[Recorded data]
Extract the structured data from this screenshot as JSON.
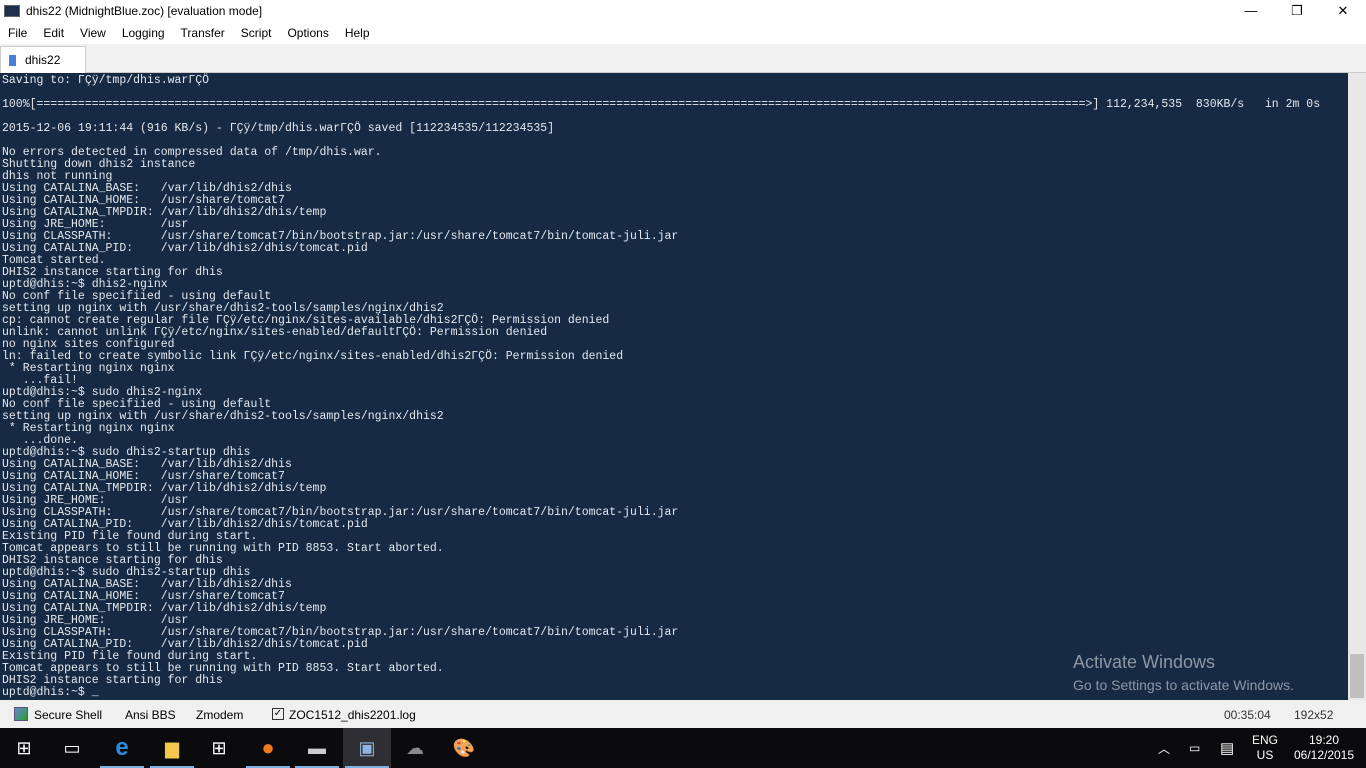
{
  "window": {
    "title": "dhis22 (MidnightBlue.zoc) [evaluation mode]",
    "minimize": "—",
    "maximize": "❐",
    "close": "✕"
  },
  "menu": [
    "File",
    "Edit",
    "View",
    "Logging",
    "Transfer",
    "Script",
    "Options",
    "Help"
  ],
  "tab": {
    "label": "dhis22"
  },
  "terminal": {
    "lines": [
      "Saving to: ΓÇÿ/tmp/dhis.warΓÇÖ",
      "",
      "100%[========================================================================================================================================================>] 112,234,535  830KB/s   in 2m 0s",
      "",
      "2015-12-06 19:11:44 (916 KB/s) - ΓÇÿ/tmp/dhis.warΓÇÖ saved [112234535/112234535]",
      "",
      "No errors detected in compressed data of /tmp/dhis.war.",
      "Shutting down dhis2 instance",
      "dhis not running",
      "Using CATALINA_BASE:   /var/lib/dhis2/dhis",
      "Using CATALINA_HOME:   /usr/share/tomcat7",
      "Using CATALINA_TMPDIR: /var/lib/dhis2/dhis/temp",
      "Using JRE_HOME:        /usr",
      "Using CLASSPATH:       /usr/share/tomcat7/bin/bootstrap.jar:/usr/share/tomcat7/bin/tomcat-juli.jar",
      "Using CATALINA_PID:    /var/lib/dhis2/dhis/tomcat.pid",
      "Tomcat started.",
      "DHIS2 instance starting for dhis",
      "uptd@dhis:~$ dhis2-nginx",
      "No conf file specifiied - using default",
      "setting up nginx with /usr/share/dhis2-tools/samples/nginx/dhis2",
      "cp: cannot create regular file ΓÇÿ/etc/nginx/sites-available/dhis2ΓÇÖ: Permission denied",
      "unlink: cannot unlink ΓÇÿ/etc/nginx/sites-enabled/defaultΓÇÖ: Permission denied",
      "no nginx sites configured",
      "ln: failed to create symbolic link ΓÇÿ/etc/nginx/sites-enabled/dhis2ΓÇÖ: Permission denied",
      " * Restarting nginx nginx",
      "   ...fail!",
      "uptd@dhis:~$ sudo dhis2-nginx",
      "No conf file specifiied - using default",
      "setting up nginx with /usr/share/dhis2-tools/samples/nginx/dhis2",
      " * Restarting nginx nginx",
      "   ...done.",
      "uptd@dhis:~$ sudo dhis2-startup dhis",
      "Using CATALINA_BASE:   /var/lib/dhis2/dhis",
      "Using CATALINA_HOME:   /usr/share/tomcat7",
      "Using CATALINA_TMPDIR: /var/lib/dhis2/dhis/temp",
      "Using JRE_HOME:        /usr",
      "Using CLASSPATH:       /usr/share/tomcat7/bin/bootstrap.jar:/usr/share/tomcat7/bin/tomcat-juli.jar",
      "Using CATALINA_PID:    /var/lib/dhis2/dhis/tomcat.pid",
      "Existing PID file found during start.",
      "Tomcat appears to still be running with PID 8853. Start aborted.",
      "DHIS2 instance starting for dhis",
      "uptd@dhis:~$ sudo dhis2-startup dhis",
      "Using CATALINA_BASE:   /var/lib/dhis2/dhis",
      "Using CATALINA_HOME:   /usr/share/tomcat7",
      "Using CATALINA_TMPDIR: /var/lib/dhis2/dhis/temp",
      "Using JRE_HOME:        /usr",
      "Using CLASSPATH:       /usr/share/tomcat7/bin/bootstrap.jar:/usr/share/tomcat7/bin/tomcat-juli.jar",
      "Using CATALINA_PID:    /var/lib/dhis2/dhis/tomcat.pid",
      "Existing PID file found during start.",
      "Tomcat appears to still be running with PID 8853. Start aborted.",
      "DHIS2 instance starting for dhis",
      "uptd@dhis:~$ _"
    ]
  },
  "watermark": {
    "title": "Activate Windows",
    "subtitle": "Go to Settings to activate Windows."
  },
  "status": {
    "protocol": "Secure Shell",
    "emulation": "Ansi BBS",
    "transfer": "Zmodem",
    "logfile": "ZOC1512_dhis2201.log",
    "elapsed": "00:35:04",
    "size": "192x52"
  },
  "tray": {
    "lang1": "ENG",
    "lang2": "US",
    "time": "19:20",
    "date": "06/12/2015"
  }
}
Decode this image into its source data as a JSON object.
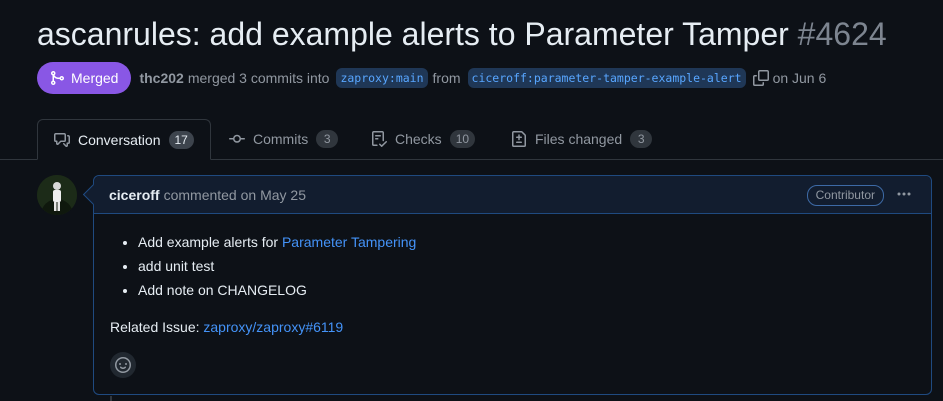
{
  "pr": {
    "title": "ascanrules: add example alerts to Parameter Tamper",
    "number": "#4624",
    "state_label": "Merged",
    "author": "thc202",
    "merged_text": "merged 3 commits into",
    "base_branch": "zaproxy:main",
    "from_text": "from",
    "head_branch": "ciceroff:parameter-tamper-example-alert",
    "date_text": "on Jun 6"
  },
  "tabs": [
    {
      "label": "Conversation",
      "count": "17",
      "icon": "comment-discussion-icon",
      "active": true
    },
    {
      "label": "Commits",
      "count": "3",
      "icon": "git-commit-icon"
    },
    {
      "label": "Checks",
      "count": "10",
      "icon": "checklist-icon"
    },
    {
      "label": "Files changed",
      "count": "3",
      "icon": "file-diff-icon"
    }
  ],
  "comment": {
    "author": "ciceroff",
    "action": "commented on May 25",
    "badge": "Contributor",
    "items": [
      {
        "text": "Add example alerts for ",
        "link": "Parameter Tampering"
      },
      {
        "text": "add unit test"
      },
      {
        "text": "Add note on CHANGELOG"
      }
    ],
    "related_label": "Related Issue:",
    "related_link": "zaproxy/zaproxy#6119"
  },
  "colors": {
    "background": "#0d1117",
    "merged": "#8957e5",
    "link": "#4493f8",
    "comment_border": "#1f4a80"
  }
}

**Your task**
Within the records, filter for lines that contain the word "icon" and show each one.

**Result below**
      "icon": "comment-discussion-icon",
      "icon": "git-commit-icon"
      "icon": "checklist-icon"
      "icon": "file-diff-icon"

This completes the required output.